* RECORDS FOR THIS TASK *
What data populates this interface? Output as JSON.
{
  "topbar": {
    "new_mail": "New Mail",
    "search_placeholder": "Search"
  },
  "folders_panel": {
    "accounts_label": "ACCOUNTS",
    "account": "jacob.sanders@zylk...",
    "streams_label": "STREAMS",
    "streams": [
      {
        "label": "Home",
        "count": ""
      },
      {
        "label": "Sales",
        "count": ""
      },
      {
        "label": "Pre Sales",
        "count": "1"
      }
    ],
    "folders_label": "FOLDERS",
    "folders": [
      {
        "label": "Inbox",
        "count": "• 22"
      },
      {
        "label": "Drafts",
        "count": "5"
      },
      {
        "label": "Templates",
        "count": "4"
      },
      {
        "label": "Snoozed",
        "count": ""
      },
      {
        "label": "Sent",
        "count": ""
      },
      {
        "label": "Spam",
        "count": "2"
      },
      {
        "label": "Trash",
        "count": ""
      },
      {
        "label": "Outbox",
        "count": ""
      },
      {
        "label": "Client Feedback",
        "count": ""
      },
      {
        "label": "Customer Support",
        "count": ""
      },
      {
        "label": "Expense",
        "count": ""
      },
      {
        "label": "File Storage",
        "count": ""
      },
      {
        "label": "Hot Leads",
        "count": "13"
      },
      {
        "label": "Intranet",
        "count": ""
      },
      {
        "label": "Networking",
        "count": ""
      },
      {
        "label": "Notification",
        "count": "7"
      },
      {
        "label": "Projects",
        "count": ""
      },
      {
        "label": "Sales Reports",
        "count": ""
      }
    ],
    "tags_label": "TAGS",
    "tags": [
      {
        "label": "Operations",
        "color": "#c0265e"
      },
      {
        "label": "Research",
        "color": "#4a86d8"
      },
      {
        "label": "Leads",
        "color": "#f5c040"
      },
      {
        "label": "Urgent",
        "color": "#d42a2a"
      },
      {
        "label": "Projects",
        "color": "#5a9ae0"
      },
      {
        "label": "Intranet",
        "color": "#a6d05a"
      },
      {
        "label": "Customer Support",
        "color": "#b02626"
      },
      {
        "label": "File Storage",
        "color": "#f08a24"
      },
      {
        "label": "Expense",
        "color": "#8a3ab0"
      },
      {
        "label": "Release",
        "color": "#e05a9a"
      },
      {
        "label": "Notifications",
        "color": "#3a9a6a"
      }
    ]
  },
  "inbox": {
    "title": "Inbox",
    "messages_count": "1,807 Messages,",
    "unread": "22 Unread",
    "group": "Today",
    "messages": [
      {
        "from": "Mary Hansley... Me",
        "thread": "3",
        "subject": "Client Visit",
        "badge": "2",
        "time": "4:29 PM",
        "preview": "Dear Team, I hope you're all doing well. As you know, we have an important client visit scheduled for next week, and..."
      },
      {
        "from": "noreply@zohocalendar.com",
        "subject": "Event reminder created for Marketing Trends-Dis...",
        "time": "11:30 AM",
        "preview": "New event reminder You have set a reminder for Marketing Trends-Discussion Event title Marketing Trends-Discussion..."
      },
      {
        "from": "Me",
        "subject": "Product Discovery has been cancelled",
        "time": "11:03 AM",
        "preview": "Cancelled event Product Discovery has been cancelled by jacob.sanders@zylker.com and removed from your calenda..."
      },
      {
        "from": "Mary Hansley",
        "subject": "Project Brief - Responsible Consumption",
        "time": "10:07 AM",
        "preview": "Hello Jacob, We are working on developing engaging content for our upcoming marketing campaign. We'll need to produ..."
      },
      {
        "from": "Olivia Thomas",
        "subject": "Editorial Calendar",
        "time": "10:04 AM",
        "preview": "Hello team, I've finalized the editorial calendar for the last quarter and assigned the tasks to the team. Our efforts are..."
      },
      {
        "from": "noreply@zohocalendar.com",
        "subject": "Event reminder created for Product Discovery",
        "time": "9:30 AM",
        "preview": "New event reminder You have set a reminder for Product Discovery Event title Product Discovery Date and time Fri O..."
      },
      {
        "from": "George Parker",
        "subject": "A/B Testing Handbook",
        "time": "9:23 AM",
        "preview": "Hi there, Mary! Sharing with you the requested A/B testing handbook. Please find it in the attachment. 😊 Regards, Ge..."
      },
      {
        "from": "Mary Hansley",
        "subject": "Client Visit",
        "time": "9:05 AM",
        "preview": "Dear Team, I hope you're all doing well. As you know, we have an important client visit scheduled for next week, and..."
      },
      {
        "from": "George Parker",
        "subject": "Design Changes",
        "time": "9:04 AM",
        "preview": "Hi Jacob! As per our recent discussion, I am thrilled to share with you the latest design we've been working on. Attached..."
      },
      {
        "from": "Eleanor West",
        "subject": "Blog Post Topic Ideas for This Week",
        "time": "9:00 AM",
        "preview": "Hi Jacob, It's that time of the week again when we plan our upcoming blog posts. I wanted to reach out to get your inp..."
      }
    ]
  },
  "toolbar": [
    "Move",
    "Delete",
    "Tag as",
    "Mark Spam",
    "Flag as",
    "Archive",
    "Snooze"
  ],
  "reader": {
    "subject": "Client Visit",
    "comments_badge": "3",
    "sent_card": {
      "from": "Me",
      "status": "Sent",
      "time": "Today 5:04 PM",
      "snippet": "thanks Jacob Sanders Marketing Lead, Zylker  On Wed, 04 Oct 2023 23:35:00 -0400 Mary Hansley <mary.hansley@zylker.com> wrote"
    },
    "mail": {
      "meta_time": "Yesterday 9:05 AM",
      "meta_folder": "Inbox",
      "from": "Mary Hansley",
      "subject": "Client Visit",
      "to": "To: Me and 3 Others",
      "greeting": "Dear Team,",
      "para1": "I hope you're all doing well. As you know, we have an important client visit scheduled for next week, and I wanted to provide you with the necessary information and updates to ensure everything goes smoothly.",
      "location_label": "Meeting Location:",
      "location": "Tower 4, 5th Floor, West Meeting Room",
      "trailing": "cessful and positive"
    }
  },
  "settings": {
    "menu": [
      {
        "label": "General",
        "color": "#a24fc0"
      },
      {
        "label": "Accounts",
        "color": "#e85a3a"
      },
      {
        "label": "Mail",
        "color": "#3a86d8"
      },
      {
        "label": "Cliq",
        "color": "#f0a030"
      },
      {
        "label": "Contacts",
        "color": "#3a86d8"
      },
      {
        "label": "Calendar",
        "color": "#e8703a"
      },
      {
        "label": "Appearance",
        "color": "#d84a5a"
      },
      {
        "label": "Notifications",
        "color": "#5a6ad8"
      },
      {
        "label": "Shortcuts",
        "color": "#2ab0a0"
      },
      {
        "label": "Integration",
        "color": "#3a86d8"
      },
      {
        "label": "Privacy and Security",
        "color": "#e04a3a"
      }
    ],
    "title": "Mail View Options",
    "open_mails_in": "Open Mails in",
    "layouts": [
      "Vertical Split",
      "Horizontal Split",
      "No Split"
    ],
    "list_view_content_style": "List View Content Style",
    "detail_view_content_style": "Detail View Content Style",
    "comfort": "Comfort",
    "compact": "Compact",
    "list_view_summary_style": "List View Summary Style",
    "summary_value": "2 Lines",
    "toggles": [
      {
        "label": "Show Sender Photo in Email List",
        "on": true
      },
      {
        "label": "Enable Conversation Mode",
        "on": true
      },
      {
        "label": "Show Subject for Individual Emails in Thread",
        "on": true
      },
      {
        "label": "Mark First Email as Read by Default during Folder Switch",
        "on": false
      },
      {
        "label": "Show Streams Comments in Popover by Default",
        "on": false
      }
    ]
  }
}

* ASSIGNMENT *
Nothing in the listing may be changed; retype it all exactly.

* RESPONSE AREA *
What data populates this interface? Output as JSON.
{
  "topbar": {
    "new_mail": "New Mail",
    "search_placeholder": "Search"
  },
  "folders_panel": {
    "accounts_label": "ACCOUNTS",
    "account": "jacob.sanders@zylk...",
    "streams_label": "STREAMS",
    "streams": [
      {
        "label": "Home",
        "count": ""
      },
      {
        "label": "Sales",
        "count": ""
      },
      {
        "label": "Pre Sales",
        "count": "1"
      }
    ],
    "folders_label": "FOLDERS",
    "folders": [
      {
        "label": "Inbox",
        "count": "• 22"
      },
      {
        "label": "Drafts",
        "count": "5"
      },
      {
        "label": "Templates",
        "count": "4"
      },
      {
        "label": "Snoozed",
        "count": ""
      },
      {
        "label": "Sent",
        "count": ""
      },
      {
        "label": "Spam",
        "count": "2"
      },
      {
        "label": "Trash",
        "count": ""
      },
      {
        "label": "Outbox",
        "count": ""
      },
      {
        "label": "Client Feedback",
        "count": ""
      },
      {
        "label": "Customer Support",
        "count": ""
      },
      {
        "label": "Expense",
        "count": ""
      },
      {
        "label": "File Storage",
        "count": ""
      },
      {
        "label": "Hot Leads",
        "count": "13"
      },
      {
        "label": "Intranet",
        "count": ""
      },
      {
        "label": "Networking",
        "count": ""
      },
      {
        "label": "Notification",
        "count": "7"
      },
      {
        "label": "Projects",
        "count": ""
      },
      {
        "label": "Sales Reports",
        "count": ""
      }
    ],
    "tags_label": "TAGS",
    "tags": [
      {
        "label": "Operations",
        "color": "#c0265e"
      },
      {
        "label": "Research",
        "color": "#4a86d8"
      },
      {
        "label": "Leads",
        "color": "#f5c040"
      },
      {
        "label": "Urgent",
        "color": "#d42a2a"
      },
      {
        "label": "Projects",
        "color": "#5a9ae0"
      },
      {
        "label": "Intranet",
        "color": "#a6d05a"
      },
      {
        "label": "Customer Support",
        "color": "#b02626"
      },
      {
        "label": "File Storage",
        "color": "#f08a24"
      },
      {
        "label": "Expense",
        "color": "#8a3ab0"
      },
      {
        "label": "Release",
        "color": "#e05a9a"
      },
      {
        "label": "Notifications",
        "color": "#3a9a6a"
      }
    ]
  },
  "inbox": {
    "title": "Inbox",
    "messages_count": "1,807 Messages,",
    "unread": "22 Unread",
    "group": "Today",
    "messages": [
      {
        "from": "Mary Hansley... Me",
        "thread": "3",
        "subject": "Client Visit",
        "badge": "2",
        "time": "4:29 PM",
        "preview": "Dear Team, I hope you're all doing well. As you know, we have an important client visit scheduled for next week, and..."
      },
      {
        "from": "noreply@zohocalendar.com",
        "subject": "Event reminder created for Marketing Trends-Dis...",
        "time": "11:30 AM",
        "preview": "New event reminder You have set a reminder for Marketing Trends-Discussion Event title Marketing Trends-Discussion..."
      },
      {
        "from": "Me",
        "subject": "Product Discovery has been cancelled",
        "time": "11:03 AM",
        "preview": "Cancelled event Product Discovery has been cancelled by jacob.sanders@zylker.com and removed from your calenda..."
      },
      {
        "from": "Mary Hansley",
        "subject": "Project Brief - Responsible Consumption",
        "time": "10:07 AM",
        "preview": "Hello Jacob, We are working on developing engaging content for our upcoming marketing campaign. We'll need to produ..."
      },
      {
        "from": "Olivia Thomas",
        "subject": "Editorial Calendar",
        "time": "10:04 AM",
        "preview": "Hello team, I've finalized the editorial calendar for the last quarter and assigned the tasks to the team. Our efforts are..."
      },
      {
        "from": "noreply@zohocalendar.com",
        "subject": "Event reminder created for Product Discovery",
        "time": "9:30 AM",
        "preview": "New event reminder You have set a reminder for Product Discovery Event title Product Discovery Date and time Fri O..."
      },
      {
        "from": "George Parker",
        "subject": "A/B Testing Handbook",
        "time": "9:23 AM",
        "preview": "Hi there, Mary! Sharing with you the requested A/B testing handbook. Please find it in the attachment. 😊 Regards, Ge..."
      },
      {
        "from": "Mary Hansley",
        "subject": "Client Visit",
        "time": "9:05 AM",
        "preview": "Dear Team, I hope you're all doing well. As you know, we have an important client visit scheduled for next week, and..."
      },
      {
        "from": "George Parker",
        "subject": "Design Changes",
        "time": "9:04 AM",
        "preview": "Hi Jacob! As per our recent discussion, I am thrilled to share with you the latest design we've been working on. Attached..."
      },
      {
        "from": "Eleanor West",
        "subject": "Blog Post Topic Ideas for This Week",
        "time": "9:00 AM",
        "preview": "Hi Jacob, It's that time of the week again when we plan our upcoming blog posts. I wanted to reach out to get your inp..."
      }
    ]
  },
  "toolbar": [
    "Move",
    "Delete",
    "Tag as",
    "Mark Spam",
    "Flag as",
    "Archive",
    "Snooze"
  ],
  "reader": {
    "subject": "Client Visit",
    "comments_badge": "3",
    "sent_card": {
      "from": "Me",
      "status": "Sent",
      "time": "Today 5:04 PM",
      "snippet": "thanks Jacob Sanders Marketing Lead, Zylker  On Wed, 04 Oct 2023 23:35:00 -0400 Mary Hansley <mary.hansley@zylker.com> wrote"
    },
    "mail": {
      "meta_time": "Yesterday 9:05 AM",
      "meta_folder": "Inbox",
      "from": "Mary Hansley",
      "subject": "Client Visit",
      "to": "To: Me and 3 Others",
      "greeting": "Dear Team,",
      "para1": "I hope you're all doing well. As you know, we have an important client visit scheduled for next week, and I wanted to provide you with the necessary information and updates to ensure everything goes smoothly.",
      "location_label": "Meeting Location:",
      "location": "Tower 4, 5th Floor, West Meeting Room",
      "trailing": "cessful and positive"
    }
  },
  "settings": {
    "menu": [
      {
        "label": "General",
        "color": "#a24fc0"
      },
      {
        "label": "Accounts",
        "color": "#e85a3a"
      },
      {
        "label": "Mail",
        "color": "#3a86d8"
      },
      {
        "label": "Cliq",
        "color": "#f0a030"
      },
      {
        "label": "Contacts",
        "color": "#3a86d8"
      },
      {
        "label": "Calendar",
        "color": "#e8703a"
      },
      {
        "label": "Appearance",
        "color": "#d84a5a"
      },
      {
        "label": "Notifications",
        "color": "#5a6ad8"
      },
      {
        "label": "Shortcuts",
        "color": "#2ab0a0"
      },
      {
        "label": "Integration",
        "color": "#3a86d8"
      },
      {
        "label": "Privacy and Security",
        "color": "#e04a3a"
      }
    ],
    "title": "Mail View Options",
    "open_mails_in": "Open Mails in",
    "layouts": [
      "Vertical Split",
      "Horizontal Split",
      "No Split"
    ],
    "list_view_content_style": "List View Content Style",
    "detail_view_content_style": "Detail View Content Style",
    "comfort": "Comfort",
    "compact": "Compact",
    "list_view_summary_style": "List View Summary Style",
    "summary_value": "2 Lines",
    "toggles": [
      {
        "label": "Show Sender Photo in Email List",
        "on": true
      },
      {
        "label": "Enable Conversation Mode",
        "on": true
      },
      {
        "label": "Show Subject for Individual Emails in Thread",
        "on": true
      },
      {
        "label": "Mark First Email as Read by Default during Folder Switch",
        "on": false
      },
      {
        "label": "Show Streams Comments in Popover by Default",
        "on": false
      }
    ]
  }
}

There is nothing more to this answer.